Tablets will be replaced by hybrids in “two to three years” says AMD exec

AMD executive Andrew Muscat believes the iPad has had its day

Has the iPad had its day? According to an AMD exec the Sony PS4 and next-gen Xbox will divert sales from an already shrinking tablet market as people look to hybrids

Tablets like Apple's iPad could soon be replaced by hybrids in as soon as “two to three years” time according to AMD UK Retail Business Development Manager Andrew Muscat.

Talking to T3 at an AMD event yesterday the executive predicted that while tablets like the iPad Mini and the Nexus 7 are still desirable they have limitations which hybrid tablets can overcome.

At present hybrid devices almost exclusively run Windows 8 thanks to its ability to combine a touchscreen with a conventional notebook keyboard.

“You're going to see a shift I think, while tablets are good you're still restricted when it comes to content creation, there's always going to be a need for notebooks.”

“I think it's moving a lot more towards taking tablet technology and effectively turning it into notebook technology.”

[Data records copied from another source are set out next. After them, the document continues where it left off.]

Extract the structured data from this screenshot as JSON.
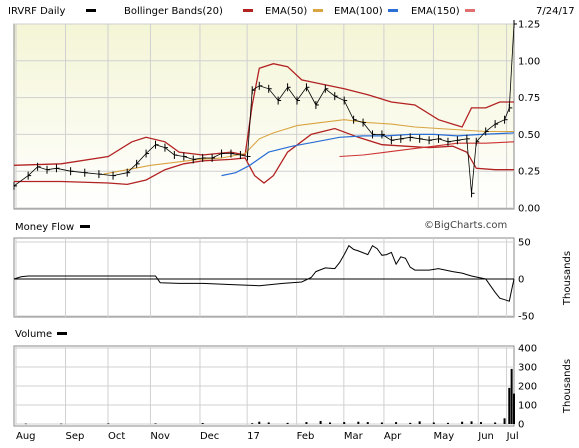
{
  "header": {
    "symbol_label": "IRVRF Daily",
    "bollinger_label": "Bollinger Bands(20)",
    "ema50_label": "EMA(50)",
    "ema100_label": "EMA(100)",
    "ema150_label": "EMA(150)",
    "date_label": "7/24/17"
  },
  "colors": {
    "price": "#000000",
    "bollinger": "#b22222",
    "ema50": "#cc3333",
    "ema100": "#d9a441",
    "ema150": "#2a6fd6",
    "background_top": "#f4f5d6",
    "background_bottom": "#ffffff",
    "grid": "#d0d0d0"
  },
  "watermark": "©BigCharts.com",
  "chart_data": [
    {
      "type": "line",
      "panel": "price",
      "ylim": [
        0,
        1.25
      ],
      "y_ticks": [
        "1.25",
        "1.00",
        "0.75",
        "0.50",
        "0.25",
        "0.00"
      ],
      "x_ticks": [
        "Aug",
        "Sep",
        "Oct",
        "Nov",
        "Dec",
        "17",
        "Feb",
        "Mar",
        "Apr",
        "May",
        "Jun",
        "Jul"
      ],
      "series": [
        {
          "name": "IRVRF Daily",
          "values": [
            [
              0,
              0.15
            ],
            [
              6,
              0.22
            ],
            [
              10,
              0.28
            ],
            [
              14,
              0.26
            ],
            [
              18,
              0.27
            ],
            [
              24,
              0.25
            ],
            [
              30,
              0.24
            ],
            [
              36,
              0.23
            ],
            [
              42,
              0.22
            ],
            [
              48,
              0.24
            ],
            [
              52,
              0.3
            ],
            [
              56,
              0.37
            ],
            [
              60,
              0.43
            ],
            [
              64,
              0.41
            ],
            [
              68,
              0.36
            ],
            [
              72,
              0.35
            ],
            [
              76,
              0.33
            ],
            [
              80,
              0.34
            ],
            [
              84,
              0.34
            ],
            [
              88,
              0.37
            ],
            [
              92,
              0.37
            ],
            [
              96,
              0.36
            ],
            [
              99,
              0.35
            ],
            [
              101,
              0.8
            ],
            [
              104,
              0.83
            ],
            [
              108,
              0.81
            ],
            [
              112,
              0.73
            ],
            [
              116,
              0.82
            ],
            [
              120,
              0.73
            ],
            [
              124,
              0.82
            ],
            [
              128,
              0.7
            ],
            [
              132,
              0.81
            ],
            [
              136,
              0.76
            ],
            [
              140,
              0.73
            ],
            [
              144,
              0.6
            ],
            [
              148,
              0.58
            ],
            [
              152,
              0.5
            ],
            [
              156,
              0.5
            ],
            [
              160,
              0.46
            ],
            [
              164,
              0.47
            ],
            [
              168,
              0.48
            ],
            [
              172,
              0.47
            ],
            [
              176,
              0.46
            ],
            [
              180,
              0.47
            ],
            [
              184,
              0.45
            ],
            [
              188,
              0.46
            ],
            [
              192,
              0.47
            ],
            [
              194,
              0.1
            ],
            [
              196,
              0.45
            ],
            [
              200,
              0.52
            ],
            [
              204,
              0.57
            ],
            [
              208,
              0.6
            ],
            [
              210,
              0.68
            ],
            [
              212,
              1.25
            ]
          ]
        },
        {
          "name": "Bollinger Bands(20)",
          "upper": [
            [
              0,
              0.29
            ],
            [
              20,
              0.3
            ],
            [
              40,
              0.35
            ],
            [
              50,
              0.45
            ],
            [
              56,
              0.48
            ],
            [
              64,
              0.45
            ],
            [
              70,
              0.38
            ],
            [
              80,
              0.36
            ],
            [
              92,
              0.38
            ],
            [
              98,
              0.36
            ],
            [
              101,
              0.7
            ],
            [
              104,
              0.95
            ],
            [
              110,
              0.98
            ],
            [
              116,
              0.96
            ],
            [
              122,
              0.87
            ],
            [
              128,
              0.85
            ],
            [
              140,
              0.81
            ],
            [
              150,
              0.77
            ],
            [
              160,
              0.72
            ],
            [
              170,
              0.7
            ],
            [
              180,
              0.6
            ],
            [
              186,
              0.57
            ],
            [
              190,
              0.55
            ],
            [
              194,
              0.68
            ],
            [
              200,
              0.68
            ],
            [
              206,
              0.72
            ],
            [
              212,
              0.72
            ]
          ],
          "lower": [
            [
              0,
              0.18
            ],
            [
              20,
              0.18
            ],
            [
              40,
              0.17
            ],
            [
              48,
              0.16
            ],
            [
              56,
              0.19
            ],
            [
              64,
              0.26
            ],
            [
              72,
              0.3
            ],
            [
              80,
              0.32
            ],
            [
              92,
              0.33
            ],
            [
              98,
              0.34
            ],
            [
              102,
              0.22
            ],
            [
              106,
              0.17
            ],
            [
              110,
              0.22
            ],
            [
              116,
              0.38
            ],
            [
              126,
              0.5
            ],
            [
              136,
              0.54
            ],
            [
              146,
              0.48
            ],
            [
              156,
              0.43
            ],
            [
              166,
              0.42
            ],
            [
              176,
              0.41
            ],
            [
              186,
              0.42
            ],
            [
              192,
              0.38
            ],
            [
              196,
              0.27
            ],
            [
              204,
              0.26
            ],
            [
              212,
              0.26
            ]
          ]
        },
        {
          "name": "EMA(50)",
          "values": [
            [
              138,
              0.35
            ],
            [
              148,
              0.36
            ],
            [
              158,
              0.38
            ],
            [
              168,
              0.4
            ],
            [
              178,
              0.42
            ],
            [
              188,
              0.44
            ],
            [
              200,
              0.44
            ],
            [
              212,
              0.45
            ]
          ]
        },
        {
          "name": "EMA(100)",
          "values": [
            [
              38,
              0.23
            ],
            [
              48,
              0.26
            ],
            [
              58,
              0.29
            ],
            [
              68,
              0.31
            ],
            [
              78,
              0.33
            ],
            [
              88,
              0.34
            ],
            [
              98,
              0.37
            ],
            [
              104,
              0.47
            ],
            [
              110,
              0.51
            ],
            [
              120,
              0.56
            ],
            [
              130,
              0.58
            ],
            [
              140,
              0.6
            ],
            [
              150,
              0.58
            ],
            [
              160,
              0.57
            ],
            [
              170,
              0.55
            ],
            [
              180,
              0.54
            ],
            [
              190,
              0.53
            ],
            [
              200,
              0.52
            ],
            [
              212,
              0.52
            ]
          ]
        },
        {
          "name": "EMA(150)",
          "values": [
            [
              88,
              0.22
            ],
            [
              94,
              0.24
            ],
            [
              100,
              0.29
            ],
            [
              108,
              0.38
            ],
            [
              118,
              0.42
            ],
            [
              128,
              0.45
            ],
            [
              138,
              0.48
            ],
            [
              148,
              0.49
            ],
            [
              158,
              0.49
            ],
            [
              168,
              0.5
            ],
            [
              178,
              0.5
            ],
            [
              188,
              0.49
            ],
            [
              198,
              0.5
            ],
            [
              212,
              0.51
            ]
          ]
        }
      ]
    },
    {
      "type": "line",
      "panel": "money_flow",
      "title": "Money Flow",
      "ylim": [
        -50,
        50
      ],
      "y_ticks": [
        "50",
        "0",
        "-50"
      ],
      "ylabel": "Thousands",
      "series": [
        {
          "name": "Money Flow",
          "values": [
            [
              0,
              0
            ],
            [
              3,
              3
            ],
            [
              6,
              4
            ],
            [
              40,
              4
            ],
            [
              60,
              4
            ],
            [
              62,
              -5
            ],
            [
              70,
              -6
            ],
            [
              80,
              -6
            ],
            [
              95,
              -8
            ],
            [
              104,
              -9
            ],
            [
              114,
              -6
            ],
            [
              122,
              -4
            ],
            [
              126,
              2
            ],
            [
              128,
              10
            ],
            [
              132,
              15
            ],
            [
              136,
              14
            ],
            [
              138,
              22
            ],
            [
              140,
              33
            ],
            [
              142,
              45
            ],
            [
              144,
              40
            ],
            [
              146,
              38
            ],
            [
              150,
              33
            ],
            [
              152,
              45
            ],
            [
              154,
              41
            ],
            [
              156,
              32
            ],
            [
              158,
              33
            ],
            [
              160,
              36
            ],
            [
              162,
              20
            ],
            [
              164,
              30
            ],
            [
              166,
              28
            ],
            [
              168,
              16
            ],
            [
              170,
              12
            ],
            [
              176,
              12
            ],
            [
              180,
              14
            ],
            [
              186,
              10
            ],
            [
              190,
              8
            ],
            [
              194,
              4
            ],
            [
              200,
              0
            ],
            [
              204,
              -18
            ],
            [
              206,
              -26
            ],
            [
              208,
              -28
            ],
            [
              210,
              -30
            ],
            [
              211,
              -15
            ],
            [
              212,
              0
            ]
          ]
        }
      ]
    },
    {
      "type": "bar",
      "panel": "volume",
      "title": "Volume",
      "ylim": [
        0,
        400
      ],
      "y_ticks": [
        "400",
        "300",
        "200",
        "100",
        "0"
      ],
      "ylabel": "Thousands",
      "series": [
        {
          "name": "Volume",
          "values": [
            [
              5,
              2
            ],
            [
              20,
              2
            ],
            [
              40,
              3
            ],
            [
              60,
              3
            ],
            [
              80,
              5
            ],
            [
              101,
              4
            ],
            [
              104,
              12
            ],
            [
              108,
              8
            ],
            [
              116,
              6
            ],
            [
              124,
              10
            ],
            [
              130,
              16
            ],
            [
              134,
              8
            ],
            [
              140,
              10
            ],
            [
              146,
              12
            ],
            [
              150,
              10
            ],
            [
              156,
              8
            ],
            [
              162,
              10
            ],
            [
              168,
              6
            ],
            [
              172,
              14
            ],
            [
              178,
              8
            ],
            [
              184,
              6
            ],
            [
              190,
              12
            ],
            [
              194,
              14
            ],
            [
              198,
              10
            ],
            [
              204,
              8
            ],
            [
              208,
              30
            ],
            [
              210,
              190
            ],
            [
              211,
              290
            ],
            [
              212,
              160
            ]
          ]
        }
      ]
    }
  ]
}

Muscat pointed out that our current move towards relying on the cloud has also made a big difference to the type of devices we're using.

“If you look at it it's pretty much all evolving around the cloud, the cloud is driving this massively. I think that's where mobile (and when I say mobile I mean notebook, tablet) is going.”

“We see it from Microsoft with 365, we see it from Adobe, and everyone's moving towards 'how can I get content from the cloud to you via a quick on-demand service.'”

According to Muscat the real catalyst for change is in the use of CPUs themselves - suggesting that as chip manufacturers realise the potential of the cloud they'll no longer need the heavy brute force that comes from using a CPU.

Instead companies are now looking to create low power chips that are graphically powerful enough to cope with the constant media consumption that consumers want.

Examples of cloud-based computing already exist in the form of OnLive which lets users play console-quality games on tablets by relying on hugely powerful servers to do all the processing grunt.

Muscat isn't the first industry executive to predict the end of mass tablet appeal after BlackBerry's Thorsten Heins prophesied in an interview that tablets would be replaced in a few years.

Oddly the BlackBerry CEO's comments come at a time of heightened speculation over whether BlackBerry will launch a new BlackBerry 10 tablet next week at its annual BlackBerry Live event.